The Magic sidetracked him by playing him at small forward most of last season. But back at power forward, Gordon showed how he could push the pace as a four in Orlando’s season-opening win over the Heat.

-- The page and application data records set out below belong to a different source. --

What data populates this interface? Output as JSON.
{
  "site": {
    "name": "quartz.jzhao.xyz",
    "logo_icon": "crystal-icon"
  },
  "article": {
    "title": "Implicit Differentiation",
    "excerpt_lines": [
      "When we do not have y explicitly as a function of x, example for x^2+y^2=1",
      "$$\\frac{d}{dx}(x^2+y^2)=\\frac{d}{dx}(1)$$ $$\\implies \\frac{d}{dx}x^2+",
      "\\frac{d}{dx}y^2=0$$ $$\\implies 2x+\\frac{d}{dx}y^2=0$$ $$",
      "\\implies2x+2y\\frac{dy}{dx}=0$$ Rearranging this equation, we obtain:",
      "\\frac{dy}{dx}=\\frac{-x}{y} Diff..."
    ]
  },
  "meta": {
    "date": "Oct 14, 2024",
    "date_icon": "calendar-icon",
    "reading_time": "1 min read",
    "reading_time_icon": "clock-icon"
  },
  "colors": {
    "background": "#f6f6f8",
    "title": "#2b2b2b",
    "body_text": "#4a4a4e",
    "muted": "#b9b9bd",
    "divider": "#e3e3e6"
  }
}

There’s obviously flair in passing to yourself off the backboard, but it’s a sound way to improve position. Gordon did that to fantastic effect.